In the United States, the controversial visit led to a small but significant shift in policy: The State Department, which typically condemns official trips to Gaza as support for a group it considers a terrorist organization, deemed the emir’s visit a “humanitarian mission.”
“We share Qatar’s deep concern for the welfare of the Palestinian people, including those residing in Gaza,” State Department spokeswoman Victoria Nuland said.

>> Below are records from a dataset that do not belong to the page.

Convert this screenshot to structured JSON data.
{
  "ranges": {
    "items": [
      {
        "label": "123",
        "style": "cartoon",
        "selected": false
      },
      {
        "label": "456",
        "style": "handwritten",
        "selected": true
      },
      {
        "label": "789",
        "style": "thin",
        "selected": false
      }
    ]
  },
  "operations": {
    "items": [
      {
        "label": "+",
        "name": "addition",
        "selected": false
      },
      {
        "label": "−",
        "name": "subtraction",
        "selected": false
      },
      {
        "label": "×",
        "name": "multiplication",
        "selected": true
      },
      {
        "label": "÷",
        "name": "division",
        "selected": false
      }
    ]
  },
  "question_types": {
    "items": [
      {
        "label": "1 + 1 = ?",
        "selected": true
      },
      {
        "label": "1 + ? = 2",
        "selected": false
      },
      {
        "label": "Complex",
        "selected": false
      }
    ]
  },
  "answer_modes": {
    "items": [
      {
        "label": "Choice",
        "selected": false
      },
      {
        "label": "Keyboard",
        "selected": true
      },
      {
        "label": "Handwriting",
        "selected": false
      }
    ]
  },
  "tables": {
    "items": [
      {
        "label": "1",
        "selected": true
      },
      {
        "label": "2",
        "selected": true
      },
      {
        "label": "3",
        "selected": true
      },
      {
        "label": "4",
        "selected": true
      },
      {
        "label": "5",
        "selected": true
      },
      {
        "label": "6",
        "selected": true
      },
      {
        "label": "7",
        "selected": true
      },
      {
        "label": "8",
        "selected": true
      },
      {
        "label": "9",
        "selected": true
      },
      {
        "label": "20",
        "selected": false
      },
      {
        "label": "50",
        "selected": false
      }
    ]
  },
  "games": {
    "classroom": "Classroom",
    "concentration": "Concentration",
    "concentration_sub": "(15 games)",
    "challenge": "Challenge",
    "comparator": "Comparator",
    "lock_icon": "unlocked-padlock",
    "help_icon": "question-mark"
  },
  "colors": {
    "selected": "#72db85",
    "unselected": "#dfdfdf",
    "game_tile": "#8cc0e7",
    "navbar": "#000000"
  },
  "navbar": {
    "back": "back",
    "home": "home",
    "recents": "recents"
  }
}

While Israeli media crowed that the State Department had gone soft on Hamas, other observers deemed the reaction a sensible response to the U.S. struggle to stay relevant in a changing Middle East. But analysts say it’ll take more than a slightly thawed policy toward Hamas to get Arab governments to view the U.S. as a neutral broker that can save the idea of an independent Palestinian state existing alongside Israel – known as the two-state solution – which Duss described as “on life support.”
Egypt in particular appears determined to emphasize Arab sovereignty after decades under Mubarak, whom many Arabs derided as a puppet ruler for his guardian of the Camp David peace treaty with Israel.
Mubarak’s successor, Mohammed Morsi, was a top official of the Muslim Brotherhood, the mother organization of Hamas. On Monday, Romney mentioned him in the same breath as terrorist groups, a connection that analysts said was unlikely to be helpful.
“Instead of taking the opportunity to see how the changes could break the stalemate, they’re looking backward and seeing how they could possibly make things worse than before,” said Sienkiewicz, the Boston College professor.
Shukrallah, the Egyptian political writer, said the connections could open new channels of influence, noting that the new Egyptian government holds great sway over Hamas. But the next U.S. administration also will have to recognize that the new Arab governments are much more responsive to their citizens, who express solidarity with the Palestinian cause in poll after poll.
Arab leaders, Shukrallah said, “will have to adopt postures that, at least on the surface, are definitely more assertive toward Israel and the Palestinians.” That will mean the U.S. also will have to take firmer stances on issues such as Israeli settlements in the West Bank. “Without a strong U.S. stance, a two-state solution isn’t viable,” he said.